As I'm writing this, the British Summer has arrived - although storms are promised for later this week - and a summery feel has crept into this little panel, which will form the focus of a scrapbook page.
I started with the photograph, which is of me with my two sisters. I'm the two-year old toddler; my elder sister is holding my little sister, who is decidedly unhappy about the whole proceedings - probably because she's too hot, being wrapped up in a woollen shawl. We're sitting in our back yard, and it would be around June or July 1957. My father was probably the photographer.
I printed it twice, and cut out the figures of my sisters and myself to layer up over the background. I prepared the panel with a faux wood effect (one of Andy Skinner's Timeworn Techniques) and die-cut a circular aperture. While I had the Big Shot out (who am I kidding? It never gets put away!) I die-cut the clock face (Tim Holtz Alterations) and the cogs (ditto) and the letters (ibid).
I used two different techniques for the rust effect. For the clock face and cogs, I gave them a coat of PVA glue mixed with some sand to get a pitted texture. Once they were dry, I painted them with dark brown paint and finally rubbed some gilding waxes lightly over the surface.
The letters got a different technique. I coloured them with Vintage Photo Distress Ink, and then sprinkled on Vintage Photo Distress embossing powder, heated it, and finally rubbed away the release crystals.
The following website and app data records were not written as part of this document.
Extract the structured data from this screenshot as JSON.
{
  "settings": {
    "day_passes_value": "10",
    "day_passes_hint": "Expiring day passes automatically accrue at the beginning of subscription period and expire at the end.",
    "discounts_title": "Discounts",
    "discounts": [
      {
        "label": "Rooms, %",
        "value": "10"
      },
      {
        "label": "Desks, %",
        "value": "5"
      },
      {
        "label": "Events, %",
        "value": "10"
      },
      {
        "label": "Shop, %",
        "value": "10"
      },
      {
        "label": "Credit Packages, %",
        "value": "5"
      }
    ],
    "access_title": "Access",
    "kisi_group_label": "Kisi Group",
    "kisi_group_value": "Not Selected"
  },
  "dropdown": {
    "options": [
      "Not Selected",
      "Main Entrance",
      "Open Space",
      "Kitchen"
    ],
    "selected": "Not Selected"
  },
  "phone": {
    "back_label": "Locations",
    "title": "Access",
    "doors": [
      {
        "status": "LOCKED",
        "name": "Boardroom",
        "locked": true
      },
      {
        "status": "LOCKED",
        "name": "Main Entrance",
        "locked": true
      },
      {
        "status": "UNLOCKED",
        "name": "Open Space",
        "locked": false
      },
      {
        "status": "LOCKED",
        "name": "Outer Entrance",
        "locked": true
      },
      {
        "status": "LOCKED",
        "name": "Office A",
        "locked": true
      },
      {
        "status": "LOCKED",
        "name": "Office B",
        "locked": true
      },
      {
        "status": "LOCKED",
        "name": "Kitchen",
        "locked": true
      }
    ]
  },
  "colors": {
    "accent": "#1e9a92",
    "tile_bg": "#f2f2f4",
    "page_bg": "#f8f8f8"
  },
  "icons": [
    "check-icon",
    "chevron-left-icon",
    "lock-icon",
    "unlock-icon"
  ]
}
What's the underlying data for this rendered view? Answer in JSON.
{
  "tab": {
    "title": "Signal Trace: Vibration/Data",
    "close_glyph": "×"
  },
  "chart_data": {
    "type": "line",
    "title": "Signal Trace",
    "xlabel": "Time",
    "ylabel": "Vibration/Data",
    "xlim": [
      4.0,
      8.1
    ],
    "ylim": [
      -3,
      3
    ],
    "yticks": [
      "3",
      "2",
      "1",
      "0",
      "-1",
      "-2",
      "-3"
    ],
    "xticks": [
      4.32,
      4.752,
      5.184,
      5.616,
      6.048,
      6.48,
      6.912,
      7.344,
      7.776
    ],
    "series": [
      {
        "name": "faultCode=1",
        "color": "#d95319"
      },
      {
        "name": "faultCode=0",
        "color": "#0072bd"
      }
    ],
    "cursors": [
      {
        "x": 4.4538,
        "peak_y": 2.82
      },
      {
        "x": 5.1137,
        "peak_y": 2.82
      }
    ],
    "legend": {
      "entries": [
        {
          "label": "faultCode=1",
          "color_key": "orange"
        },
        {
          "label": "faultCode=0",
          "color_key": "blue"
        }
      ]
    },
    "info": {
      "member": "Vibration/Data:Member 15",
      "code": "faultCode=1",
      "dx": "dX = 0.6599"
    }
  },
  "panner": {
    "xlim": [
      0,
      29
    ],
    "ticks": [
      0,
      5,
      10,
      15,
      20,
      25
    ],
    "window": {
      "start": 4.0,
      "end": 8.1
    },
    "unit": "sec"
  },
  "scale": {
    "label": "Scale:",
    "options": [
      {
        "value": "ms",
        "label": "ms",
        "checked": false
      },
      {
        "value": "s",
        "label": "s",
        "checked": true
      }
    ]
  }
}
I stamped the panel with a hexagon texture stamp from the Artistic Stamper, using Mushroom Adirondack ink. I stuck the clock face around the aperture, and put the photograph behind, with the cutouts popping out of the frame. I played about with the position of the cogs until I hit on the idea of using them to make a "sun" . I stamped the words "If I could turn back time! and "Time machine" using my trusty £1 alphabet and Coffee Archival ink. Finally, I glued a scrap of net, which I'd soaked in runny brown acrylic paint, and stuck the letters onto a length of chain which I'd dipped into the same runny paint and then baked in the oven to cure.
The last process was to stick the chain letters (geddit?) to the panel.
I'm entering this into the following challenges -
Sandee & amelie's Steampunk Challenges - Rust
Our Creative Corner - Captured Memories
Country View Crafts - Summer Sizzler
The Artistic Stamper - Ladies Day
Thank you for visiting - come again soon, why don't you?